* EXERCISE DIRECTIONS: Give back the full listing as written. No pictures go with it.

▼

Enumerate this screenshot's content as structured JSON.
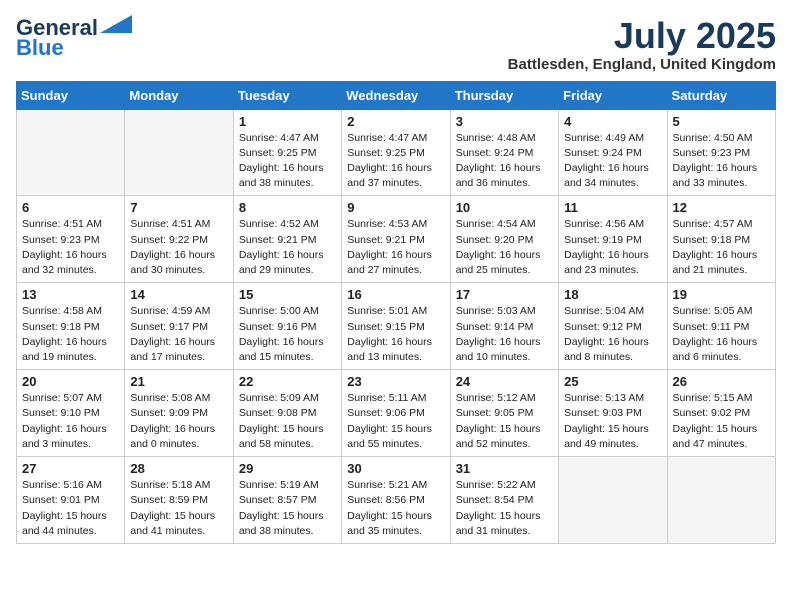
{
  "logo": {
    "line1": "General",
    "line2": "Blue"
  },
  "title": "July 2025",
  "location": "Battlesden, England, United Kingdom",
  "weekdays": [
    "Sunday",
    "Monday",
    "Tuesday",
    "Wednesday",
    "Thursday",
    "Friday",
    "Saturday"
  ],
  "weeks": [
    [
      {
        "day": "",
        "info": ""
      },
      {
        "day": "",
        "info": ""
      },
      {
        "day": "1",
        "info": "Sunrise: 4:47 AM\nSunset: 9:25 PM\nDaylight: 16 hours\nand 38 minutes."
      },
      {
        "day": "2",
        "info": "Sunrise: 4:47 AM\nSunset: 9:25 PM\nDaylight: 16 hours\nand 37 minutes."
      },
      {
        "day": "3",
        "info": "Sunrise: 4:48 AM\nSunset: 9:24 PM\nDaylight: 16 hours\nand 36 minutes."
      },
      {
        "day": "4",
        "info": "Sunrise: 4:49 AM\nSunset: 9:24 PM\nDaylight: 16 hours\nand 34 minutes."
      },
      {
        "day": "5",
        "info": "Sunrise: 4:50 AM\nSunset: 9:23 PM\nDaylight: 16 hours\nand 33 minutes."
      }
    ],
    [
      {
        "day": "6",
        "info": "Sunrise: 4:51 AM\nSunset: 9:23 PM\nDaylight: 16 hours\nand 32 minutes."
      },
      {
        "day": "7",
        "info": "Sunrise: 4:51 AM\nSunset: 9:22 PM\nDaylight: 16 hours\nand 30 minutes."
      },
      {
        "day": "8",
        "info": "Sunrise: 4:52 AM\nSunset: 9:21 PM\nDaylight: 16 hours\nand 29 minutes."
      },
      {
        "day": "9",
        "info": "Sunrise: 4:53 AM\nSunset: 9:21 PM\nDaylight: 16 hours\nand 27 minutes."
      },
      {
        "day": "10",
        "info": "Sunrise: 4:54 AM\nSunset: 9:20 PM\nDaylight: 16 hours\nand 25 minutes."
      },
      {
        "day": "11",
        "info": "Sunrise: 4:56 AM\nSunset: 9:19 PM\nDaylight: 16 hours\nand 23 minutes."
      },
      {
        "day": "12",
        "info": "Sunrise: 4:57 AM\nSunset: 9:18 PM\nDaylight: 16 hours\nand 21 minutes."
      }
    ],
    [
      {
        "day": "13",
        "info": "Sunrise: 4:58 AM\nSunset: 9:18 PM\nDaylight: 16 hours\nand 19 minutes."
      },
      {
        "day": "14",
        "info": "Sunrise: 4:59 AM\nSunset: 9:17 PM\nDaylight: 16 hours\nand 17 minutes."
      },
      {
        "day": "15",
        "info": "Sunrise: 5:00 AM\nSunset: 9:16 PM\nDaylight: 16 hours\nand 15 minutes."
      },
      {
        "day": "16",
        "info": "Sunrise: 5:01 AM\nSunset: 9:15 PM\nDaylight: 16 hours\nand 13 minutes."
      },
      {
        "day": "17",
        "info": "Sunrise: 5:03 AM\nSunset: 9:14 PM\nDaylight: 16 hours\nand 10 minutes."
      },
      {
        "day": "18",
        "info": "Sunrise: 5:04 AM\nSunset: 9:12 PM\nDaylight: 16 hours\nand 8 minutes."
      },
      {
        "day": "19",
        "info": "Sunrise: 5:05 AM\nSunset: 9:11 PM\nDaylight: 16 hours\nand 6 minutes."
      }
    ],
    [
      {
        "day": "20",
        "info": "Sunrise: 5:07 AM\nSunset: 9:10 PM\nDaylight: 16 hours\nand 3 minutes."
      },
      {
        "day": "21",
        "info": "Sunrise: 5:08 AM\nSunset: 9:09 PM\nDaylight: 16 hours\nand 0 minutes."
      },
      {
        "day": "22",
        "info": "Sunrise: 5:09 AM\nSunset: 9:08 PM\nDaylight: 15 hours\nand 58 minutes."
      },
      {
        "day": "23",
        "info": "Sunrise: 5:11 AM\nSunset: 9:06 PM\nDaylight: 15 hours\nand 55 minutes."
      },
      {
        "day": "24",
        "info": "Sunrise: 5:12 AM\nSunset: 9:05 PM\nDaylight: 15 hours\nand 52 minutes."
      },
      {
        "day": "25",
        "info": "Sunrise: 5:13 AM\nSunset: 9:03 PM\nDaylight: 15 hours\nand 49 minutes."
      },
      {
        "day": "26",
        "info": "Sunrise: 5:15 AM\nSunset: 9:02 PM\nDaylight: 15 hours\nand 47 minutes."
      }
    ],
    [
      {
        "day": "27",
        "info": "Sunrise: 5:16 AM\nSunset: 9:01 PM\nDaylight: 15 hours\nand 44 minutes."
      },
      {
        "day": "28",
        "info": "Sunrise: 5:18 AM\nSunset: 8:59 PM\nDaylight: 15 hours\nand 41 minutes."
      },
      {
        "day": "29",
        "info": "Sunrise: 5:19 AM\nSunset: 8:57 PM\nDaylight: 15 hours\nand 38 minutes."
      },
      {
        "day": "30",
        "info": "Sunrise: 5:21 AM\nSunset: 8:56 PM\nDaylight: 15 hours\nand 35 minutes."
      },
      {
        "day": "31",
        "info": "Sunrise: 5:22 AM\nSunset: 8:54 PM\nDaylight: 15 hours\nand 31 minutes."
      },
      {
        "day": "",
        "info": ""
      },
      {
        "day": "",
        "info": ""
      }
    ]
  ]
}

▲

* SOLUTION FOR THIS PROBLEM:
Enumerate this screenshot's content as structured JSON.
{
  "logo": {
    "line1": "General",
    "line2": "Blue"
  },
  "title": "July 2025",
  "location": "Battlesden, England, United Kingdom",
  "weekdays": [
    "Sunday",
    "Monday",
    "Tuesday",
    "Wednesday",
    "Thursday",
    "Friday",
    "Saturday"
  ],
  "weeks": [
    [
      {
        "day": "",
        "info": ""
      },
      {
        "day": "",
        "info": ""
      },
      {
        "day": "1",
        "info": "Sunrise: 4:47 AM\nSunset: 9:25 PM\nDaylight: 16 hours\nand 38 minutes."
      },
      {
        "day": "2",
        "info": "Sunrise: 4:47 AM\nSunset: 9:25 PM\nDaylight: 16 hours\nand 37 minutes."
      },
      {
        "day": "3",
        "info": "Sunrise: 4:48 AM\nSunset: 9:24 PM\nDaylight: 16 hours\nand 36 minutes."
      },
      {
        "day": "4",
        "info": "Sunrise: 4:49 AM\nSunset: 9:24 PM\nDaylight: 16 hours\nand 34 minutes."
      },
      {
        "day": "5",
        "info": "Sunrise: 4:50 AM\nSunset: 9:23 PM\nDaylight: 16 hours\nand 33 minutes."
      }
    ],
    [
      {
        "day": "6",
        "info": "Sunrise: 4:51 AM\nSunset: 9:23 PM\nDaylight: 16 hours\nand 32 minutes."
      },
      {
        "day": "7",
        "info": "Sunrise: 4:51 AM\nSunset: 9:22 PM\nDaylight: 16 hours\nand 30 minutes."
      },
      {
        "day": "8",
        "info": "Sunrise: 4:52 AM\nSunset: 9:21 PM\nDaylight: 16 hours\nand 29 minutes."
      },
      {
        "day": "9",
        "info": "Sunrise: 4:53 AM\nSunset: 9:21 PM\nDaylight: 16 hours\nand 27 minutes."
      },
      {
        "day": "10",
        "info": "Sunrise: 4:54 AM\nSunset: 9:20 PM\nDaylight: 16 hours\nand 25 minutes."
      },
      {
        "day": "11",
        "info": "Sunrise: 4:56 AM\nSunset: 9:19 PM\nDaylight: 16 hours\nand 23 minutes."
      },
      {
        "day": "12",
        "info": "Sunrise: 4:57 AM\nSunset: 9:18 PM\nDaylight: 16 hours\nand 21 minutes."
      }
    ],
    [
      {
        "day": "13",
        "info": "Sunrise: 4:58 AM\nSunset: 9:18 PM\nDaylight: 16 hours\nand 19 minutes."
      },
      {
        "day": "14",
        "info": "Sunrise: 4:59 AM\nSunset: 9:17 PM\nDaylight: 16 hours\nand 17 minutes."
      },
      {
        "day": "15",
        "info": "Sunrise: 5:00 AM\nSunset: 9:16 PM\nDaylight: 16 hours\nand 15 minutes."
      },
      {
        "day": "16",
        "info": "Sunrise: 5:01 AM\nSunset: 9:15 PM\nDaylight: 16 hours\nand 13 minutes."
      },
      {
        "day": "17",
        "info": "Sunrise: 5:03 AM\nSunset: 9:14 PM\nDaylight: 16 hours\nand 10 minutes."
      },
      {
        "day": "18",
        "info": "Sunrise: 5:04 AM\nSunset: 9:12 PM\nDaylight: 16 hours\nand 8 minutes."
      },
      {
        "day": "19",
        "info": "Sunrise: 5:05 AM\nSunset: 9:11 PM\nDaylight: 16 hours\nand 6 minutes."
      }
    ],
    [
      {
        "day": "20",
        "info": "Sunrise: 5:07 AM\nSunset: 9:10 PM\nDaylight: 16 hours\nand 3 minutes."
      },
      {
        "day": "21",
        "info": "Sunrise: 5:08 AM\nSunset: 9:09 PM\nDaylight: 16 hours\nand 0 minutes."
      },
      {
        "day": "22",
        "info": "Sunrise: 5:09 AM\nSunset: 9:08 PM\nDaylight: 15 hours\nand 58 minutes."
      },
      {
        "day": "23",
        "info": "Sunrise: 5:11 AM\nSunset: 9:06 PM\nDaylight: 15 hours\nand 55 minutes."
      },
      {
        "day": "24",
        "info": "Sunrise: 5:12 AM\nSunset: 9:05 PM\nDaylight: 15 hours\nand 52 minutes."
      },
      {
        "day": "25",
        "info": "Sunrise: 5:13 AM\nSunset: 9:03 PM\nDaylight: 15 hours\nand 49 minutes."
      },
      {
        "day": "26",
        "info": "Sunrise: 5:15 AM\nSunset: 9:02 PM\nDaylight: 15 hours\nand 47 minutes."
      }
    ],
    [
      {
        "day": "27",
        "info": "Sunrise: 5:16 AM\nSunset: 9:01 PM\nDaylight: 15 hours\nand 44 minutes."
      },
      {
        "day": "28",
        "info": "Sunrise: 5:18 AM\nSunset: 8:59 PM\nDaylight: 15 hours\nand 41 minutes."
      },
      {
        "day": "29",
        "info": "Sunrise: 5:19 AM\nSunset: 8:57 PM\nDaylight: 15 hours\nand 38 minutes."
      },
      {
        "day": "30",
        "info": "Sunrise: 5:21 AM\nSunset: 8:56 PM\nDaylight: 15 hours\nand 35 minutes."
      },
      {
        "day": "31",
        "info": "Sunrise: 5:22 AM\nSunset: 8:54 PM\nDaylight: 15 hours\nand 31 minutes."
      },
      {
        "day": "",
        "info": ""
      },
      {
        "day": "",
        "info": ""
      }
    ]
  ]
}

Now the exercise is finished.